About a week ago, I read this article portraying gay and lesbian activists in Syria. I admired the courage to share one’s thoughts openly, to not hide behind pseudonyms, nevermind the fact that homosexuality is a crime in Syria. I was hoping these guys wouldn’t get in trouble with a regime that, during the past week, unleashed various measures of fighting back public insurgence. The ruling forces continue to use tactics such as cracking down protests, cutting off and then resuming Internet access, possibly staging incidents and using state media to disseminate their own version of the truth (this list probably goes on endlessly).

Said article and various others on the gay and lesbian scene had presented a young woman blogging openly on her life as a gay Syrian and on the current political events. Needless to say, one was left wondering whether her openness might make Amina Arraf an easy target for authorities at some point, especially since the regime seems to resort to taking every possible step to reinforce its prevalence. The fact that Amina is half American does not make the situation less worrisome.

This morning, I read on Global Voices that Amina Arraf has dissappeared, that her family does not know her whereabouts and that they’re worried she has been seized by authorities. Her cousin posted the news on Amina’s blog, and she will probably continue to update it with news on Amina.

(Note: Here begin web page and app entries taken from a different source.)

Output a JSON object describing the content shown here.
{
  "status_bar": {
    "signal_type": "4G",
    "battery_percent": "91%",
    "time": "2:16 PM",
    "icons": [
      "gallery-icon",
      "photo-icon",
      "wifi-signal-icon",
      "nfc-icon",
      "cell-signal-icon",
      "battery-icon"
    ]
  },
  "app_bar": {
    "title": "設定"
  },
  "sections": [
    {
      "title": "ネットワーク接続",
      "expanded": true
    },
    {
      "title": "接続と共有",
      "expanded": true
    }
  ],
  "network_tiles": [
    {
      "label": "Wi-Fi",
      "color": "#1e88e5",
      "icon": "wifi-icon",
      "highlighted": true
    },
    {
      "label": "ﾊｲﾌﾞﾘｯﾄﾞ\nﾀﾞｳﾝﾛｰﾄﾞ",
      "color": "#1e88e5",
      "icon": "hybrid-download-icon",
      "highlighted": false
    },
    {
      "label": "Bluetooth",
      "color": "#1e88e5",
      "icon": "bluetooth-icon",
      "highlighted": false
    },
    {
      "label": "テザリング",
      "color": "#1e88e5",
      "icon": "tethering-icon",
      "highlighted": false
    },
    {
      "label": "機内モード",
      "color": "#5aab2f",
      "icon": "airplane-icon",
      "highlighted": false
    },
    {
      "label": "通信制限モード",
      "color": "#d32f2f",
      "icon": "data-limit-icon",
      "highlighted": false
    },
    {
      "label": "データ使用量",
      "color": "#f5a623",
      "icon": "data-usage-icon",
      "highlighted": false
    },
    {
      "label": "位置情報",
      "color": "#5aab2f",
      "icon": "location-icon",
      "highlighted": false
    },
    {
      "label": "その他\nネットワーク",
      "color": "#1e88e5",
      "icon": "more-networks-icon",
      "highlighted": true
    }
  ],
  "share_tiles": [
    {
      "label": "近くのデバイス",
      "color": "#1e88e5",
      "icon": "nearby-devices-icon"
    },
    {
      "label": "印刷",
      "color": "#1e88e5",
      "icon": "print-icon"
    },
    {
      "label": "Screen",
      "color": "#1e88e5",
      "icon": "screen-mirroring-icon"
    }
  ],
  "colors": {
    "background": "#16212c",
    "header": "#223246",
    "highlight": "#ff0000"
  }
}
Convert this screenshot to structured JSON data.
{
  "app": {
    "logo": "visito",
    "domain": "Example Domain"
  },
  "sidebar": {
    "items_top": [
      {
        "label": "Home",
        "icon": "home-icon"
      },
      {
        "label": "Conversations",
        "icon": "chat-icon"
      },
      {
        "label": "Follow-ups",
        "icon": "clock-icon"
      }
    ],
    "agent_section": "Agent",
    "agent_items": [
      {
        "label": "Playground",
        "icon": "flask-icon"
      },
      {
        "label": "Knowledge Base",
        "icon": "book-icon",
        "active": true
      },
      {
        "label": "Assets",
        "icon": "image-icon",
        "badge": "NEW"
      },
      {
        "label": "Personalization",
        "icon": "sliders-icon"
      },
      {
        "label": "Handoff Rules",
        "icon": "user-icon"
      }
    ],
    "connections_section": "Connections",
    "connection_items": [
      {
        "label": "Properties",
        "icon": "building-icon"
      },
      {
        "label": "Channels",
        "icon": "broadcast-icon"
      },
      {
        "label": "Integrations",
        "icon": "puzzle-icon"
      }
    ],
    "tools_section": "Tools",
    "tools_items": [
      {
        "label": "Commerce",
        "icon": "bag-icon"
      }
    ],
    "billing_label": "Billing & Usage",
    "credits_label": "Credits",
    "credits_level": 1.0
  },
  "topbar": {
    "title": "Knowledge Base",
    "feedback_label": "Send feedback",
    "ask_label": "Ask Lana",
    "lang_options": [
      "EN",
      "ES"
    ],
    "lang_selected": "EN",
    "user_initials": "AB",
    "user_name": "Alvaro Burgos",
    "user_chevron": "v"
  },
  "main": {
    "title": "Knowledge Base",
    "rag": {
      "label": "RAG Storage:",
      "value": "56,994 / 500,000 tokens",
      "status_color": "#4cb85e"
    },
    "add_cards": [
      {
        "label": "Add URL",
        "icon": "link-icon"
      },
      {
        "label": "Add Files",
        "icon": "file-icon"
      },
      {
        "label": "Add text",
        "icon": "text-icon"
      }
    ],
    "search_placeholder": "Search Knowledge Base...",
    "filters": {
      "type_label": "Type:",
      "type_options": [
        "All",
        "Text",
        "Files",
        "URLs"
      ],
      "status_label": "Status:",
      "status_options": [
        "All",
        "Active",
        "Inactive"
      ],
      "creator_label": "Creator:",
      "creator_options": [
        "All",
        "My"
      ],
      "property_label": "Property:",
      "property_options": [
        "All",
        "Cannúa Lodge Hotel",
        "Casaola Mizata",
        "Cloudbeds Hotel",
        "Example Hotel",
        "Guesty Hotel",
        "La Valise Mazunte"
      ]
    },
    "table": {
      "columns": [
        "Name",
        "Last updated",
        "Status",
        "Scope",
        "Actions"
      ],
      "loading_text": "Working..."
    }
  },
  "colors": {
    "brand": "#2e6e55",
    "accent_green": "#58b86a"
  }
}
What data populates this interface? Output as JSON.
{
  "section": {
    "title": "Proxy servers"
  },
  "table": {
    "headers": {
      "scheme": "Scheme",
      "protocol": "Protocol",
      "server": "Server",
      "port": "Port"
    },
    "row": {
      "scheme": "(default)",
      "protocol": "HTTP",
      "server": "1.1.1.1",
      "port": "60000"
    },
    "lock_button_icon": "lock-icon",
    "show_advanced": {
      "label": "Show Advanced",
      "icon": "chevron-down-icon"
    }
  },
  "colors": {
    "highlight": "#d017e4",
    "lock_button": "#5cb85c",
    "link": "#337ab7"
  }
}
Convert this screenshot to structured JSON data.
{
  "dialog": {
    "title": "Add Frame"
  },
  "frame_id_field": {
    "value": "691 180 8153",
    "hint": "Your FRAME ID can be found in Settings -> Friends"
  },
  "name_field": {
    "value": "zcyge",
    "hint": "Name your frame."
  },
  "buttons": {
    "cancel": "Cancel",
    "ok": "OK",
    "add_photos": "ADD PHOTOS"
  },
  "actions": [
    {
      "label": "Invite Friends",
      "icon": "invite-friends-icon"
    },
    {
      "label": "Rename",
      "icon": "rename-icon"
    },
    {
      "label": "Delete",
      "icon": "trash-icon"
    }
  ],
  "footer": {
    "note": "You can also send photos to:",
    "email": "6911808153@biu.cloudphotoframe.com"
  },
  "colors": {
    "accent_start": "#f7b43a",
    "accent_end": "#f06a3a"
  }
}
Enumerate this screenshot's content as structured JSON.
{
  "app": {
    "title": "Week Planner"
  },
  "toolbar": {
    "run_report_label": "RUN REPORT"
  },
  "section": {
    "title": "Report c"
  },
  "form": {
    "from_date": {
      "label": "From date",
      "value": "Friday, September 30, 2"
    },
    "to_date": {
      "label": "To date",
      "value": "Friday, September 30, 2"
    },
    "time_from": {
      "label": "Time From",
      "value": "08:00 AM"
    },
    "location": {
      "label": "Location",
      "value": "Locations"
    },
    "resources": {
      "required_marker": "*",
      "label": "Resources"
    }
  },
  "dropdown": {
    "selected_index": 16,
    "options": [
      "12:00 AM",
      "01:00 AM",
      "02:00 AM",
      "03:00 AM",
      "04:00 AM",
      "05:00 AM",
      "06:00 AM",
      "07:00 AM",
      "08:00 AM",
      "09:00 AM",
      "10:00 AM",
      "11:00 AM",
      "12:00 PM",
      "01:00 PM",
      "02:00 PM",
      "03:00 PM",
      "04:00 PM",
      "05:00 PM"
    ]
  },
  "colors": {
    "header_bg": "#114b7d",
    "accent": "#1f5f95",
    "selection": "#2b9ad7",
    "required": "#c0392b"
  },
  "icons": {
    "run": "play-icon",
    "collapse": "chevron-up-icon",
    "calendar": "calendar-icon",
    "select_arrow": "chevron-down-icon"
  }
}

This might come off a bit cheesy and unprofessional, but I really hope the hard-pressed regime does not immolate this young woman as a demonstration of power.